The Health and Safety Executive have made the revelation after being made aware of two companies who have supplied schools with science equipment which contained the potentially deadly material.
Of particular concern are gauze mats which have been supplied to schools dating back to 1976.
An HSE spokesperson said: ‘Our inspectors ensured the supply of asbestos containing gauze mats stopped immediately. We alerted schools, colleges and others to the issue, providing precautionary advice on how to check if they are affected and what to do next.’
Portsmouth’s deputy director of children, education and families, Mike Stoneman, said: ‘Portsmouth Council was notified of the situation on the 3rd September after receiving an update from the HSE and the Consortium of Local Education Authorities for the Provision of Science Services (CLEAPPS).’
The HSE and CLEAPSS have issued guidance which the council have passed on to all schools.
‘Schools in Portsmouth should continue to follow the guidance issued and will work within well established procedures around the disposal of asbestos. The council will support all schools in the city with any questions or concerns they have.’
The NASUWT teaching union are concerned about the potential ramifications for students and staff and believe the two companies involved should be named.

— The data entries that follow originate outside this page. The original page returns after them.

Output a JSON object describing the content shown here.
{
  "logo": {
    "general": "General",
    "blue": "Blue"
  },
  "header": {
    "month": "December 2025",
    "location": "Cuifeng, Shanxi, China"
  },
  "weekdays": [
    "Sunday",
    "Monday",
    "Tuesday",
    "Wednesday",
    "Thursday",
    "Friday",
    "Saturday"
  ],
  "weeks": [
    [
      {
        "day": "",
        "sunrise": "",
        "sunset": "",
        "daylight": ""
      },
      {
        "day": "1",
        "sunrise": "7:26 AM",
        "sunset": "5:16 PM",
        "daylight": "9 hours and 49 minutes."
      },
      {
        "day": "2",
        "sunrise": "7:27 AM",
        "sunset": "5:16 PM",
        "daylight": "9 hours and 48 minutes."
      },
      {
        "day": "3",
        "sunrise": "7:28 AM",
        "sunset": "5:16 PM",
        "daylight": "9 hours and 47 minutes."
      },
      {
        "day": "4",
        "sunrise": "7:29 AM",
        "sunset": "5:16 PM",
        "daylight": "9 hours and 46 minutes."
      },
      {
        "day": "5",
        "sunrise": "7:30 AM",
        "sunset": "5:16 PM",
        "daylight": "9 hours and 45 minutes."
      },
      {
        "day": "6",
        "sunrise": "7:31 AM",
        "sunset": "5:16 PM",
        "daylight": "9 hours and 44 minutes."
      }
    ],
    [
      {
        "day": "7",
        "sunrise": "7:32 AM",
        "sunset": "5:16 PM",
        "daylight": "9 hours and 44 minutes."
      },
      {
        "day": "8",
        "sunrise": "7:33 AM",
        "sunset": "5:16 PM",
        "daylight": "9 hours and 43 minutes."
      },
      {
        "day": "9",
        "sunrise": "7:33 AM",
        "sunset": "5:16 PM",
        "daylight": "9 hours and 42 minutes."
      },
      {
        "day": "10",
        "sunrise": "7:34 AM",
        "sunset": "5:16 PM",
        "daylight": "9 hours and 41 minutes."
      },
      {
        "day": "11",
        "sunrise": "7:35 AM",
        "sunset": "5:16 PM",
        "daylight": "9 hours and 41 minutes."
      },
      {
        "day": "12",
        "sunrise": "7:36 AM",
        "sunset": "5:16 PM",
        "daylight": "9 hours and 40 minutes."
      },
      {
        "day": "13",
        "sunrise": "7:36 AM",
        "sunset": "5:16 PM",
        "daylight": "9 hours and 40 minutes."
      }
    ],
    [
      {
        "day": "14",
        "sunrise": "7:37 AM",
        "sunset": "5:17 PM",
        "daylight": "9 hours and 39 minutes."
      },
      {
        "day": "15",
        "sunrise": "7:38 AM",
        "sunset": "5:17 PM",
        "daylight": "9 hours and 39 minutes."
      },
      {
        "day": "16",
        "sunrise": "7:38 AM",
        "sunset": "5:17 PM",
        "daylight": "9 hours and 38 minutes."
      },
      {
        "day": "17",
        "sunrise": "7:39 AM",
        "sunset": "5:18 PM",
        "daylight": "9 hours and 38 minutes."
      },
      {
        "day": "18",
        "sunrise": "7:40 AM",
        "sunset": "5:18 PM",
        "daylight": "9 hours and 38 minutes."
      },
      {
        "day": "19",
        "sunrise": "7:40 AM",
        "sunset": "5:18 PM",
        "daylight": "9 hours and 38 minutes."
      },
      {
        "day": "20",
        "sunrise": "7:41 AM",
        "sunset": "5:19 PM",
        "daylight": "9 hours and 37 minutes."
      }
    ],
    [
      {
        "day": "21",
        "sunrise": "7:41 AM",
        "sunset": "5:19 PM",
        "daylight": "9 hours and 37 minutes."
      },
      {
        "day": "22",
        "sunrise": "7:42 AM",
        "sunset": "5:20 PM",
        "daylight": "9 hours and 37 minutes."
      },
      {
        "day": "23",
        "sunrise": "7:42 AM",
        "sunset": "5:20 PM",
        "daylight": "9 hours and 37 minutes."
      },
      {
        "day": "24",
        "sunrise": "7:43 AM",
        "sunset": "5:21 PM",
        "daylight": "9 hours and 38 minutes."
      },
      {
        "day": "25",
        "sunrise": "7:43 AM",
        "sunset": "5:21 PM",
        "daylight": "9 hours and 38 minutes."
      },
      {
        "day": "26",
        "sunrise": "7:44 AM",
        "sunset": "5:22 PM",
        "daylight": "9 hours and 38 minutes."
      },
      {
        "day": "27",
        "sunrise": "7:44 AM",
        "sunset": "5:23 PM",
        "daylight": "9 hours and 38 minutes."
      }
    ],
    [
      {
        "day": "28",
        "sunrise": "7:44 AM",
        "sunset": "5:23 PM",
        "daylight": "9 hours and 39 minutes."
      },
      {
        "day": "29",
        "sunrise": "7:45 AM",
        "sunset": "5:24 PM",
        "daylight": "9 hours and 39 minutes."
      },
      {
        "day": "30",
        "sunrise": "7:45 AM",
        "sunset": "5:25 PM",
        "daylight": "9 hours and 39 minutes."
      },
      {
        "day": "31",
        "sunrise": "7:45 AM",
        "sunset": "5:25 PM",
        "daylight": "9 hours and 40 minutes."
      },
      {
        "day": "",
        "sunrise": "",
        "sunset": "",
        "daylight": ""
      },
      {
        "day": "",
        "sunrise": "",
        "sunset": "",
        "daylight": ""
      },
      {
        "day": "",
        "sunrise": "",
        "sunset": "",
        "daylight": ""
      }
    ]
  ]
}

General Secretary, Chris Keates, said: ‘It is shocking that suppliers, clearly only interested in profit, have distributed life threatening equipment putting children, teachers and other staff at risk. It is unacceptable that the two suppliers have not been named.’
NEU vice president and Portsmouth teacher Amanda Martin is also concerned for the potential welfare of staff and children.
‘The union have carried out a number of surveys regarding asbestos in schools and the potential dangers associated. Any HSE report should be treated seriously and any guidance followed.The National Education Union believe it is time that we end the deadly asbestos gamble to protect children and staff and remove asbestos in all its forms from our education establishments,’ explained Ms Martin.
Whilst the two companies have not been publicly revealed the council have assured schools that they will be identified in order to assist with the identification of potentially contaminated mats.
‘The two organisations in question will be contacting all schools that have bough the affected products,’ said Mr Stoneman.
The NASUWT have issued their own guidance to schools and health and safety representatives.
The advice highlights that any gauze purchased after 1976 should be considered suspect unless an appropriately accredited testing certificate is shown and that contracted experts should be deployed to remove any suspect gauze mats.
Prolonged exposure to asbestos can lead to the debilitating lung condition asbestosis and associated diseases such as mesothelioma and lung cancer.
In light of such concerns the council have moved to reassure the public that the risks of potential exposure to such conditions are low.
‘We would like to take this opportunity to reassure parents that the risks associated with this product are very small. Parents and teachers alike can find out more information about the affected products by reading the statement from the HSE,’ stressed Mr Stoneman.
Access to the statement can be located at